WORK REQUIRED: In the listing that follows, how many lines include the string "Monster"? Reply with only the number.

• • • •

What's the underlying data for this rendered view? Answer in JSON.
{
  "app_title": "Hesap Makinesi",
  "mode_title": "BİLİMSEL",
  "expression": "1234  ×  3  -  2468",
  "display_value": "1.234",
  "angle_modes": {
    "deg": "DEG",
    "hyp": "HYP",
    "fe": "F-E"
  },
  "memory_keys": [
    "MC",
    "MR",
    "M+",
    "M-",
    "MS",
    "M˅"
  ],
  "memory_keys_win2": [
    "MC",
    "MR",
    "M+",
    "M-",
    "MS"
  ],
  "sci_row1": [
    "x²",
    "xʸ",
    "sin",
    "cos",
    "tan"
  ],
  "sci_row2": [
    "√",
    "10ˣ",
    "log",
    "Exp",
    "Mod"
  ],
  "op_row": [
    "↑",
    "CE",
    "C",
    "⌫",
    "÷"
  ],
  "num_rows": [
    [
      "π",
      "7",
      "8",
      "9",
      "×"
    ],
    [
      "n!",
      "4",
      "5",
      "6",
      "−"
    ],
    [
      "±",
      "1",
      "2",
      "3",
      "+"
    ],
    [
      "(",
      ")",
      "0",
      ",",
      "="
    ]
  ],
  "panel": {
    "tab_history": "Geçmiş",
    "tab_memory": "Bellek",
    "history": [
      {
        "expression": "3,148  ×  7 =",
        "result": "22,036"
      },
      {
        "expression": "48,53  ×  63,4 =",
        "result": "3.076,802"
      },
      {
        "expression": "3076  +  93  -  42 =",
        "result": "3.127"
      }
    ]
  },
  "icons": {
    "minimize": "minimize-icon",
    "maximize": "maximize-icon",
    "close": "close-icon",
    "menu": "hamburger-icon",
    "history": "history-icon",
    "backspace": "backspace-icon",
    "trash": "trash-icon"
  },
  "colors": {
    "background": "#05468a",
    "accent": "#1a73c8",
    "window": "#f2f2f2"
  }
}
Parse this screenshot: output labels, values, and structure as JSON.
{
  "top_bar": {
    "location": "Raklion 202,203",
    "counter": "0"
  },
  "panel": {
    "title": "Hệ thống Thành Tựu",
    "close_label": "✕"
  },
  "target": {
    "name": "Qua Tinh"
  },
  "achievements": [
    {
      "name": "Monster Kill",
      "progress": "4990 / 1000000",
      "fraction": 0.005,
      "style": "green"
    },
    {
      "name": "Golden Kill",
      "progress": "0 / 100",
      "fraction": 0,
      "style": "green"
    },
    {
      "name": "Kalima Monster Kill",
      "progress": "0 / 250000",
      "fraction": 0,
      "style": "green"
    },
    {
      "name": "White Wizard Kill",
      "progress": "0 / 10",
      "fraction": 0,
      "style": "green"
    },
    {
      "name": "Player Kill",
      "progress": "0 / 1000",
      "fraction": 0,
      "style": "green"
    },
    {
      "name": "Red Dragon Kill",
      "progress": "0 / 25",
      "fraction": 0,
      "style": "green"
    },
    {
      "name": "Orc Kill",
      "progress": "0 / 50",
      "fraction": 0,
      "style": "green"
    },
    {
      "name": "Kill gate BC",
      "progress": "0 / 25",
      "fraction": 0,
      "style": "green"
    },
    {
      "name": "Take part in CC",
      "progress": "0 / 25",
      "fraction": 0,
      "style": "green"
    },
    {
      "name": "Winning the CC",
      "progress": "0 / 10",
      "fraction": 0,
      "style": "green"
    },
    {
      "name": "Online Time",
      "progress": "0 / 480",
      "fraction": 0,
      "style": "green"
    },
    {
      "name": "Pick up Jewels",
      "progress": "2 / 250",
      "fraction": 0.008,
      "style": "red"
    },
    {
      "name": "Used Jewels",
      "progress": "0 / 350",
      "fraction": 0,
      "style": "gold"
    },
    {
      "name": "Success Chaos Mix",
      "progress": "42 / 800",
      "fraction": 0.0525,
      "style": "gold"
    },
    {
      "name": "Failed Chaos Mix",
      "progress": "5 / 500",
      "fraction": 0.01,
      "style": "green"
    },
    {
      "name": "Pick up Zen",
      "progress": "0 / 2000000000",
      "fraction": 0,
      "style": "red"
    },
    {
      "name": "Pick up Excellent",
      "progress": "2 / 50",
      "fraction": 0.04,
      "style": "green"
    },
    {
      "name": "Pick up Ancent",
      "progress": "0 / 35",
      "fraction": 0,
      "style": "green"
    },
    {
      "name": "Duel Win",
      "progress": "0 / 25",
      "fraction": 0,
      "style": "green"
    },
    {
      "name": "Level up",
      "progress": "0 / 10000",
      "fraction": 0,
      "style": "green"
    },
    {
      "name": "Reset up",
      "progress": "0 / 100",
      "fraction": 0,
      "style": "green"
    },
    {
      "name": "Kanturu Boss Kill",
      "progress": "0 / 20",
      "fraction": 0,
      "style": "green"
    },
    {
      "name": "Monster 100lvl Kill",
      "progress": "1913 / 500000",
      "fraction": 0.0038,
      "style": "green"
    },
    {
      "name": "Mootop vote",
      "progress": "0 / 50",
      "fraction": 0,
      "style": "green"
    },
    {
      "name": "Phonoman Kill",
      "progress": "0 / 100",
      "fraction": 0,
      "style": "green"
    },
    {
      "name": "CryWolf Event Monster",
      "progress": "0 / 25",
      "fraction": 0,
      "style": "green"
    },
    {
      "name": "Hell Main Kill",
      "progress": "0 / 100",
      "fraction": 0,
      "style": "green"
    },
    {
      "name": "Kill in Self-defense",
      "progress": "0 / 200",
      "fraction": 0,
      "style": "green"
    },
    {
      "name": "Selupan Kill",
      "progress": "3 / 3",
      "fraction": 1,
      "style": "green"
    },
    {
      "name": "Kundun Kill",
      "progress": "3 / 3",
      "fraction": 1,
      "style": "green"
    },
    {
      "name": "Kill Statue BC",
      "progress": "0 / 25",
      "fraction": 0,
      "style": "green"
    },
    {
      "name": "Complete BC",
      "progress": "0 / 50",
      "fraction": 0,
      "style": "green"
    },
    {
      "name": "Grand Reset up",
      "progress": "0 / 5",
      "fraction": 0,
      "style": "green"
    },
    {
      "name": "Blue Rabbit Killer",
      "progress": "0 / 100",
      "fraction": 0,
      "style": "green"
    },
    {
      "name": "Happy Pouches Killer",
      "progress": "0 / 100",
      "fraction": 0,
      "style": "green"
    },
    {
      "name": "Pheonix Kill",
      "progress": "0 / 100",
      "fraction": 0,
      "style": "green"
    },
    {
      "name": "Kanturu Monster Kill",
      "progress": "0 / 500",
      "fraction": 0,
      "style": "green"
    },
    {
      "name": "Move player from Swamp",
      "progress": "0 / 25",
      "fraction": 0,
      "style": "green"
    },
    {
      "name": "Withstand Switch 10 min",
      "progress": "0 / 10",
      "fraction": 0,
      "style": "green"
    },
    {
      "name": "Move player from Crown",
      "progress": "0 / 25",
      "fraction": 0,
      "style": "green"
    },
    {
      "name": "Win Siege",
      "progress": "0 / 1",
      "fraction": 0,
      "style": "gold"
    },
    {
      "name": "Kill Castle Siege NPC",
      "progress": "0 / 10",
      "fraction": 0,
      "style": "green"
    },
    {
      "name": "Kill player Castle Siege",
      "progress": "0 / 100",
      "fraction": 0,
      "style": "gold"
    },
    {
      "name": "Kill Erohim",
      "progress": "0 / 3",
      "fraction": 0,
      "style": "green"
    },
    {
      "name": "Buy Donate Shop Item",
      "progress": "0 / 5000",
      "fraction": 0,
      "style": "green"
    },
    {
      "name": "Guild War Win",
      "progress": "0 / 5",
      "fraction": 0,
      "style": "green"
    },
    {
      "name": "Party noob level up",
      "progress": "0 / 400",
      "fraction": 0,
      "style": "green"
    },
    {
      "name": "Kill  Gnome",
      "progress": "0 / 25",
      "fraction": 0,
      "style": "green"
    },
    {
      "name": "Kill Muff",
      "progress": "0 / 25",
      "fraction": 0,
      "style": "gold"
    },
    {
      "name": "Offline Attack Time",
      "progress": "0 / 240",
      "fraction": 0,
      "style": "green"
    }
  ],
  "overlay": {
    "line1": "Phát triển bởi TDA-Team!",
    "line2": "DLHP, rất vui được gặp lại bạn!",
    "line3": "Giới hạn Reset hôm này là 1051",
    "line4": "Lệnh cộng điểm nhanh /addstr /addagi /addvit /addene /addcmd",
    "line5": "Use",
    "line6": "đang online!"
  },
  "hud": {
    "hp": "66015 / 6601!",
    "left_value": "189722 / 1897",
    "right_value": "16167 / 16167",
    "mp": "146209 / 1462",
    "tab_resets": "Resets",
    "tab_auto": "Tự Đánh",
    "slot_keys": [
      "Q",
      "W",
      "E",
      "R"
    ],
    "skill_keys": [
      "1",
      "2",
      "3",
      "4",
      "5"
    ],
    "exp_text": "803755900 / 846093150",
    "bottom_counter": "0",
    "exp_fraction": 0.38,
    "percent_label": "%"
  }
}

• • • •

PROBLEM SOLUTION: 5